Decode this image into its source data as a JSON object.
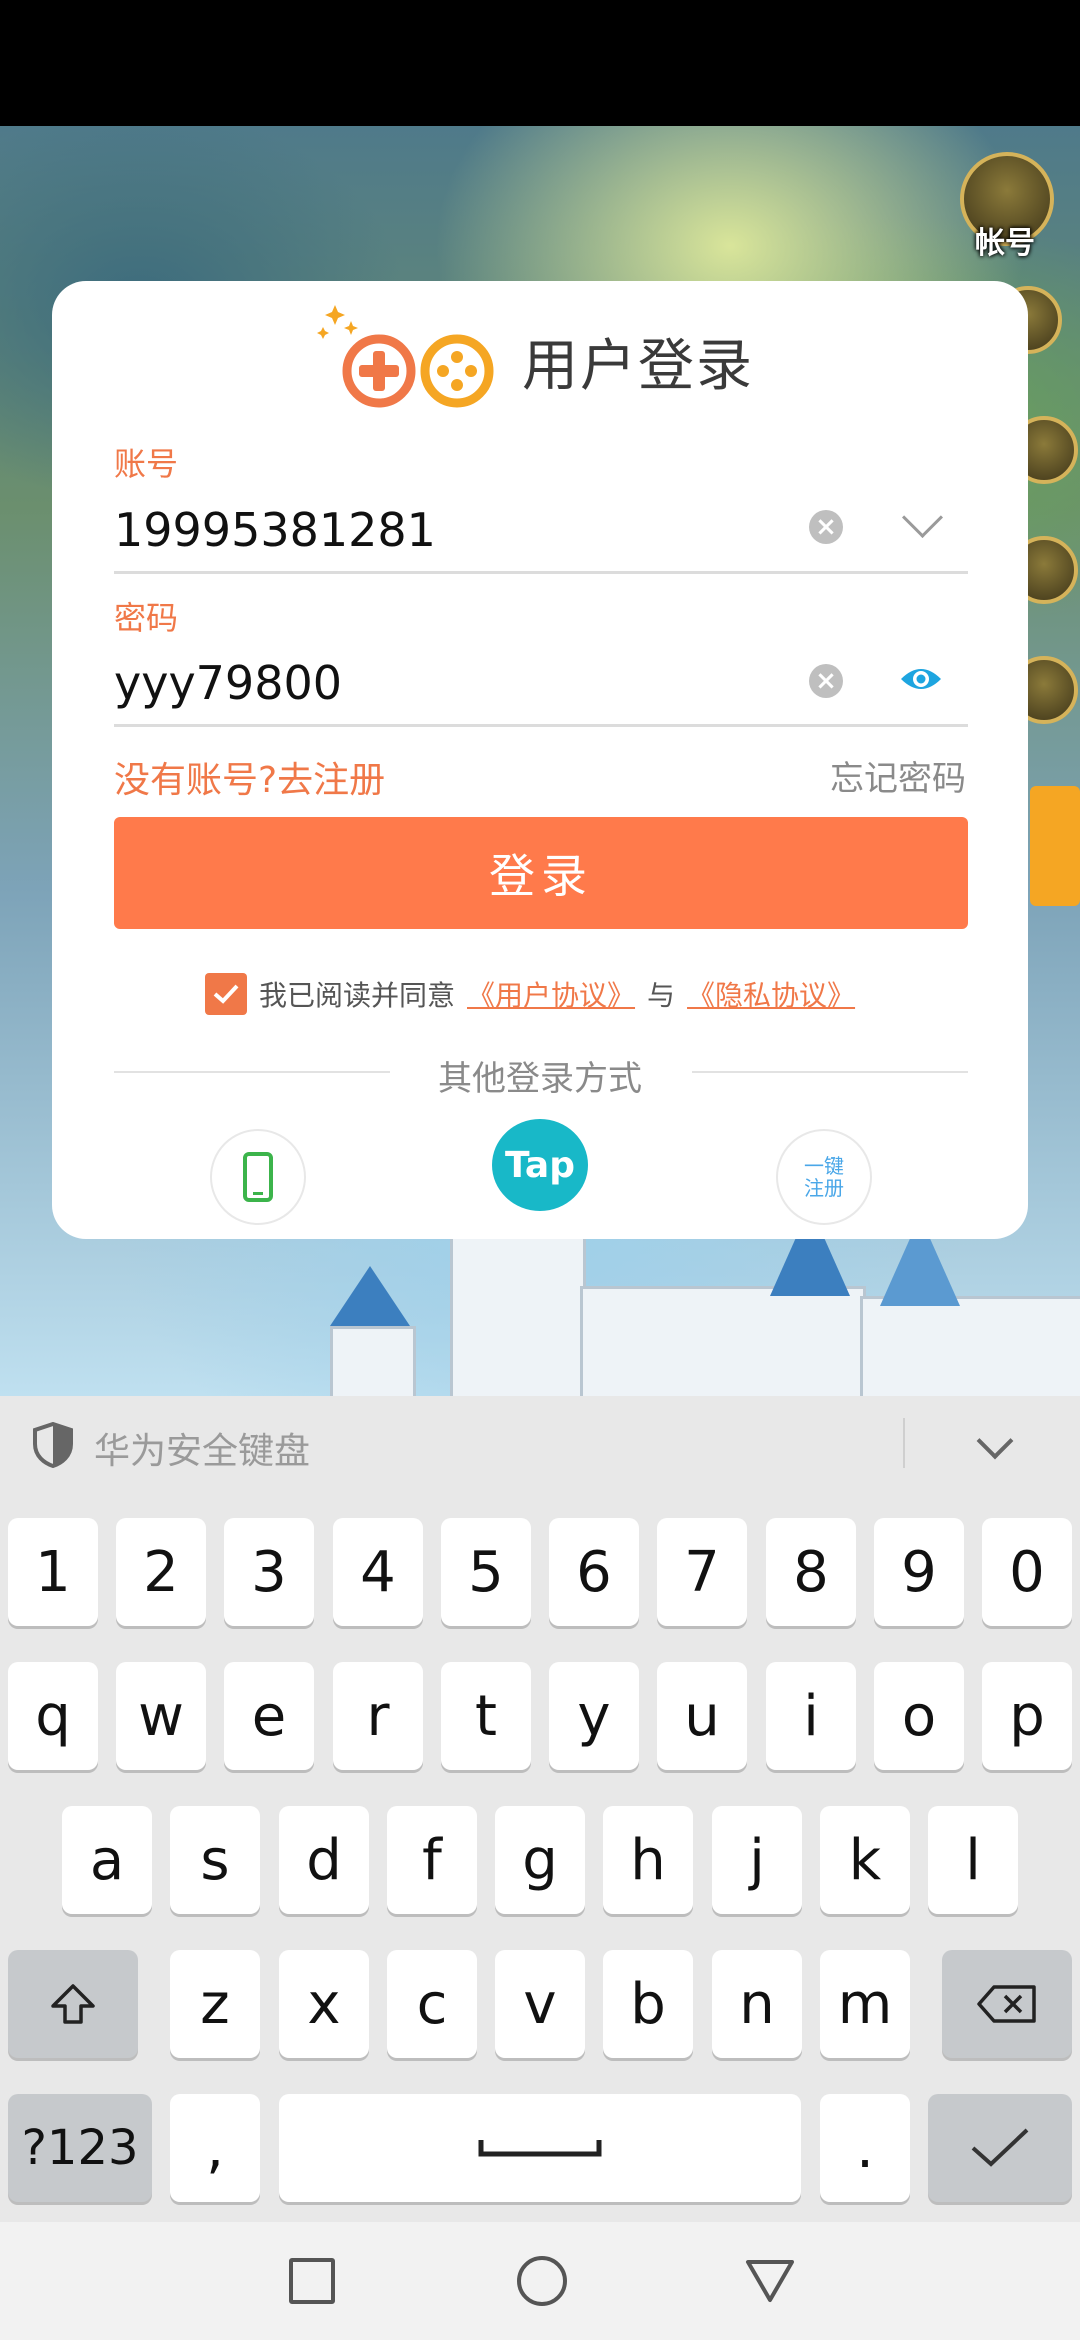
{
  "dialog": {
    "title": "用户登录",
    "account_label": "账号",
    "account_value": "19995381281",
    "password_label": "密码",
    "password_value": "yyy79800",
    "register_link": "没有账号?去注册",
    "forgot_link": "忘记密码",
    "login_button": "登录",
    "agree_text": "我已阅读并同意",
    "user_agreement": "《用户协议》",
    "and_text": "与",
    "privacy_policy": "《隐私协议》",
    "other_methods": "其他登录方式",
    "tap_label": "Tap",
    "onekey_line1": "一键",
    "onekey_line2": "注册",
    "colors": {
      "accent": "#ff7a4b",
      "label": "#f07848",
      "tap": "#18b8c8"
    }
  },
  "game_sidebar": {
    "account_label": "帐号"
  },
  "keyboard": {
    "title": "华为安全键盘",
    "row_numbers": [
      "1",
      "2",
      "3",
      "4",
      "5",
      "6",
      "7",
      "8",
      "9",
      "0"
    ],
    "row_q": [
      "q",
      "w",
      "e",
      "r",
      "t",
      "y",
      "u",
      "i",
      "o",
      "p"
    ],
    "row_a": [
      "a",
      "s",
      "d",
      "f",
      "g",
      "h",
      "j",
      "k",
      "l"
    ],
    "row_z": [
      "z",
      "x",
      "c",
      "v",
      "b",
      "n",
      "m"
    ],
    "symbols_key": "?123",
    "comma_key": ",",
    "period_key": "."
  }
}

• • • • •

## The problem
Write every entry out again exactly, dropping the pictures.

## Exercise answer
Decode this image into its source data as a JSON object.
{
  "dialog": {
    "title": "用户登录",
    "account_label": "账号",
    "account_value": "19995381281",
    "password_label": "密码",
    "password_value": "yyy79800",
    "register_link": "没有账号?去注册",
    "forgot_link": "忘记密码",
    "login_button": "登录",
    "agree_text": "我已阅读并同意",
    "user_agreement": "《用户协议》",
    "and_text": "与",
    "privacy_policy": "《隐私协议》",
    "other_methods": "其他登录方式",
    "tap_label": "Tap",
    "onekey_line1": "一键",
    "onekey_line2": "注册",
    "colors": {
      "accent": "#ff7a4b",
      "label": "#f07848",
      "tap": "#18b8c8"
    }
  },
  "game_sidebar": {
    "account_label": "帐号"
  },
  "keyboard": {
    "title": "华为安全键盘",
    "row_numbers": [
      "1",
      "2",
      "3",
      "4",
      "5",
      "6",
      "7",
      "8",
      "9",
      "0"
    ],
    "row_q": [
      "q",
      "w",
      "e",
      "r",
      "t",
      "y",
      "u",
      "i",
      "o",
      "p"
    ],
    "row_a": [
      "a",
      "s",
      "d",
      "f",
      "g",
      "h",
      "j",
      "k",
      "l"
    ],
    "row_z": [
      "z",
      "x",
      "c",
      "v",
      "b",
      "n",
      "m"
    ],
    "symbols_key": "?123",
    "comma_key": ",",
    "period_key": "."
  }
}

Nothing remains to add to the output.